“Free, tactile work is important, especially in a town that doesn’t present the opportunity for artists to show their work in that way very often.”

In Seattle, there are precious few venues for indie comics. Portland, Los Angeles and New York have multiple platforms, galleries, and publishers, but for Seattle it is largely down to Fantagraphics, the Push/Pull gallery, the Dune publication by the Cafe Racer group and Cold Cube Press. But, in many cases, these hew closer to social groups than businesses, and the rules and boundaries are nebulous and hard to gauge. Vasta knows it.

“It’s a social thing. I moved here three years ago, and it took a solid year and a half to get past Seattle’s vetting process.
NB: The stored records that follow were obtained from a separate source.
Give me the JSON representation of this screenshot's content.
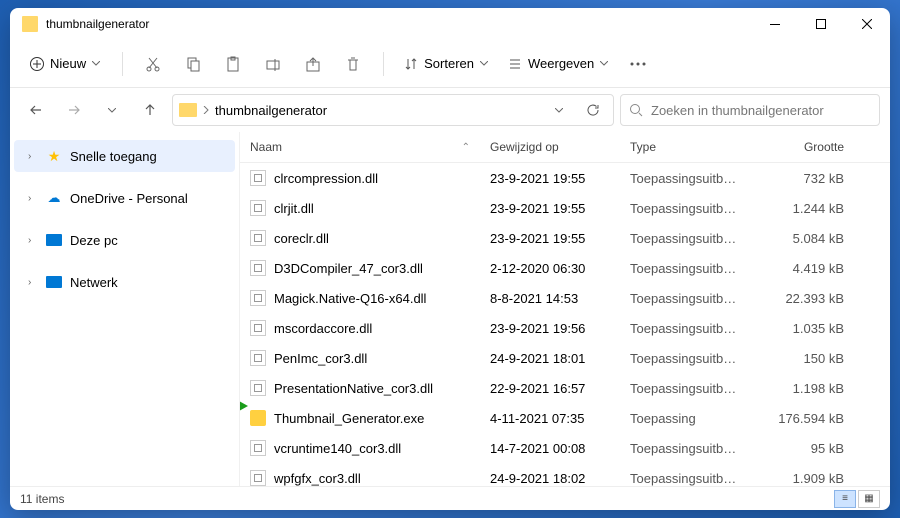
{
  "titlebar": {
    "title": "thumbnailgenerator"
  },
  "toolbar": {
    "new_label": "Nieuw",
    "sort_label": "Sorteren",
    "view_label": "Weergeven"
  },
  "address": {
    "path": "thumbnailgenerator"
  },
  "search": {
    "placeholder": "Zoeken in thumbnailgenerator"
  },
  "sidebar": {
    "items": [
      {
        "label": "Snelle toegang"
      },
      {
        "label": "OneDrive - Personal"
      },
      {
        "label": "Deze pc"
      },
      {
        "label": "Netwerk"
      }
    ]
  },
  "columns": {
    "name": "Naam",
    "date": "Gewijzigd op",
    "type": "Type",
    "size": "Grootte"
  },
  "files": [
    {
      "name": "clrcompression.dll",
      "date": "23-9-2021 19:55",
      "type": "Toepassingsuitbreidi...",
      "size": "732 kB",
      "icon": "dll"
    },
    {
      "name": "clrjit.dll",
      "date": "23-9-2021 19:55",
      "type": "Toepassingsuitbreidi...",
      "size": "1.244 kB",
      "icon": "dll"
    },
    {
      "name": "coreclr.dll",
      "date": "23-9-2021 19:55",
      "type": "Toepassingsuitbreidi...",
      "size": "5.084 kB",
      "icon": "dll"
    },
    {
      "name": "D3DCompiler_47_cor3.dll",
      "date": "2-12-2020 06:30",
      "type": "Toepassingsuitbreidi...",
      "size": "4.419 kB",
      "icon": "dll"
    },
    {
      "name": "Magick.Native-Q16-x64.dll",
      "date": "8-8-2021 14:53",
      "type": "Toepassingsuitbreidi...",
      "size": "22.393 kB",
      "icon": "dll"
    },
    {
      "name": "mscordaccore.dll",
      "date": "23-9-2021 19:56",
      "type": "Toepassingsuitbreidi...",
      "size": "1.035 kB",
      "icon": "dll"
    },
    {
      "name": "PenImc_cor3.dll",
      "date": "24-9-2021 18:01",
      "type": "Toepassingsuitbreidi...",
      "size": "150 kB",
      "icon": "dll"
    },
    {
      "name": "PresentationNative_cor3.dll",
      "date": "22-9-2021 16:57",
      "type": "Toepassingsuitbreidi...",
      "size": "1.198 kB",
      "icon": "dll"
    },
    {
      "name": "Thumbnail_Generator.exe",
      "date": "4-11-2021 07:35",
      "type": "Toepassing",
      "size": "176.594 kB",
      "icon": "exe"
    },
    {
      "name": "vcruntime140_cor3.dll",
      "date": "14-7-2021 00:08",
      "type": "Toepassingsuitbreidi...",
      "size": "95 kB",
      "icon": "dll"
    },
    {
      "name": "wpfgfx_cor3.dll",
      "date": "24-9-2021 18:02",
      "type": "Toepassingsuitbreidi...",
      "size": "1.909 kB",
      "icon": "dll"
    }
  ],
  "status": {
    "count": "11 items"
  }
}
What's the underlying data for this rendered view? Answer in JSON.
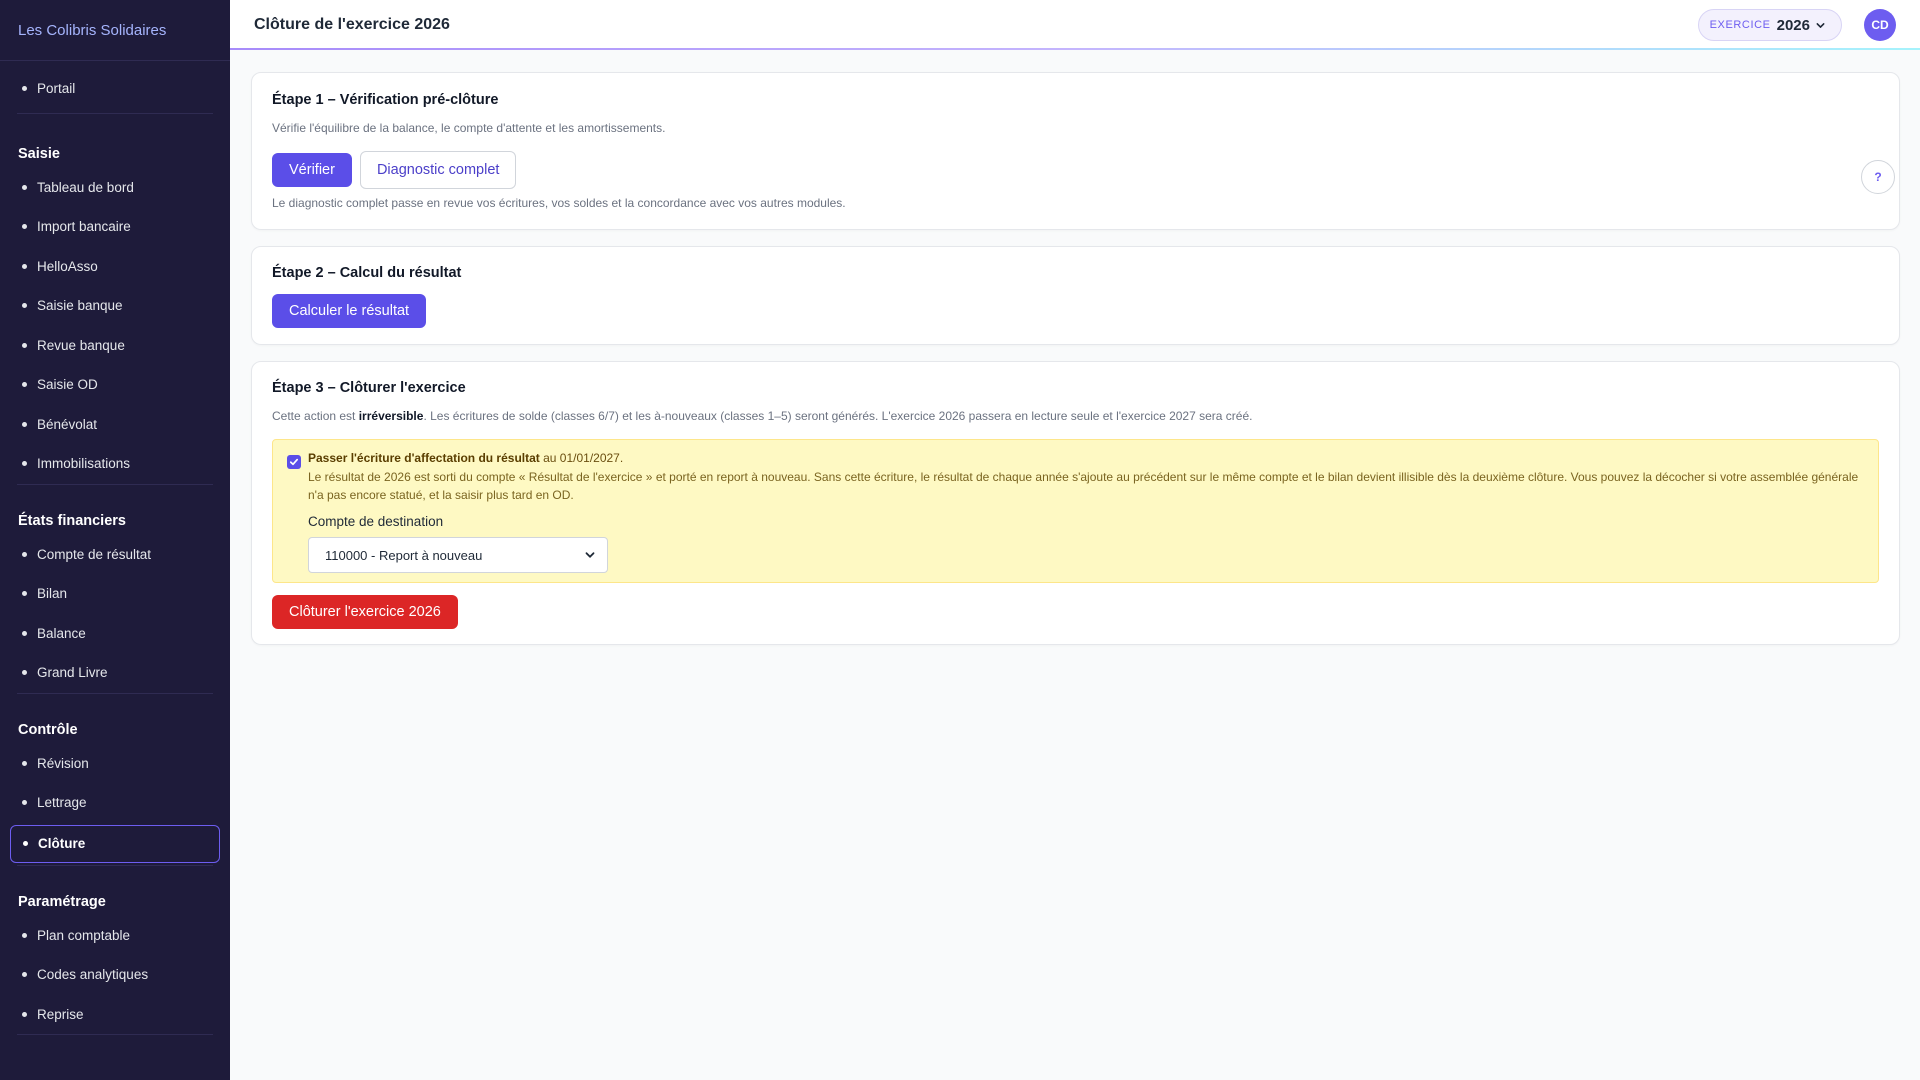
{
  "app": {
    "brand": "Les Colibris Solidaires"
  },
  "header": {
    "title": "Clôture de l'exercice 2026",
    "year_label": "EXERCICE",
    "year_value": "2026",
    "avatar": "CD"
  },
  "sidebar": {
    "top": [
      {
        "label": "Portail"
      }
    ],
    "groups": [
      {
        "title": "Saisie",
        "items": [
          "Tableau de bord",
          "Import bancaire",
          "HelloAsso",
          "Saisie banque",
          "Revue banque",
          "Saisie OD",
          "Bénévolat",
          "Immobilisations"
        ]
      },
      {
        "title": "États financiers",
        "items": [
          "Compte de résultat",
          "Bilan",
          "Balance",
          "Grand Livre"
        ]
      },
      {
        "title": "Contrôle",
        "items": [
          "Révision",
          "Lettrage",
          "Clôture"
        ]
      },
      {
        "title": "Paramétrage",
        "items": [
          "Plan comptable",
          "Codes analytiques",
          "Reprise"
        ]
      }
    ],
    "active": "Clôture"
  },
  "step1": {
    "title": "Étape 1 – Vérification pré-clôture",
    "subtitle": "Vérifie l'équilibre de la balance, le compte d'attente et les amortissements.",
    "verify_button": "Vérifier",
    "diagnostic_button": "Diagnostic complet",
    "note": "Le diagnostic complet passe en revue vos écritures, vos soldes et la concordance avec vos autres modules.",
    "help": "?"
  },
  "step2": {
    "title": "Étape 2 – Calcul du résultat",
    "button": "Calculer le résultat"
  },
  "step3": {
    "title": "Étape 3 – Clôturer l'exercice",
    "text_before": "Cette action est ",
    "text_bold": "irréversible",
    "text_after": ". Les écritures de solde (classes 6/7) et les à-nouveaux (classes 1–5) seront générés. L'exercice 2026 passera en lecture seule et l'exercice 2027 sera créé.",
    "checkbox_checked": true,
    "checkbox_bold": "Passer l'écriture d'affectation du résultat",
    "checkbox_rest": " au 01/01/2027.",
    "warning": "Le résultat de 2026 est sorti du compte « Résultat de l'exercice » et porté en report à nouveau. Sans cette écriture, le résultat de chaque année s'ajoute au précédent sur le même compte et le bilan devient illisible dès la deuxième clôture. Vous pouvez la décocher si votre assemblée générale n'a pas encore statué, et la saisir plus tard en OD.",
    "dest_label": "Compte de destination",
    "dest_value": "110000 - Report à nouveau",
    "close_button": "Clôturer l'exercice 2026"
  }
}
It’s hard to break in and know what’s going on. I want TaT to be sitting there right in front of you when you arrive, so you can pick it up and say, ‘Oh, this is what’s happening here. Got it.’”

Reading it by the fluorescent light of my nighttime bus, the zine’s flimsy paper stock and large format take up so much space that I have to wrestle it: spreading, folding, managing its edges so they don’t poke my seatmate. It’s tactile in a way that’s deeply satisfying. I sense people behind me reading over my shoulder, something I think Vasta and Tiszai would approve of.

I finish the issue—immediately hankering for more—and leave it on an empty seat for the next weirdo to peruse. I’m looking forward to seeing stacks at every cafe, waiting for me like a favorite offbeat friend at the bar who wants to tell me about the strange dream they had. It’ll grin cheekily up from the sticky floor of a night bus—torn and trampled, and looking like a million bucks.

Thick As Thieves Issue 0 Release Party

When: Thursday, November 3, 6-11pm

Where: Brainfreeze @ The Lusty Lady (1315 1st Ave)

Issues will be available at Short Run, and participating cafes, bars and comics shops around Seattle.

Sarra Scherb an arts writer, gallerist, curator and graphic designer in Seattle. Her writing has appeared in The Stranger, The Toast, Stackedd Magazine and Weave Magazine. She has worked with five Washington museums and four Seattle art galleries, and none of them have caught fire or flickered into a different dimension, so she must be doing something right.She runs around town as Brass Archer: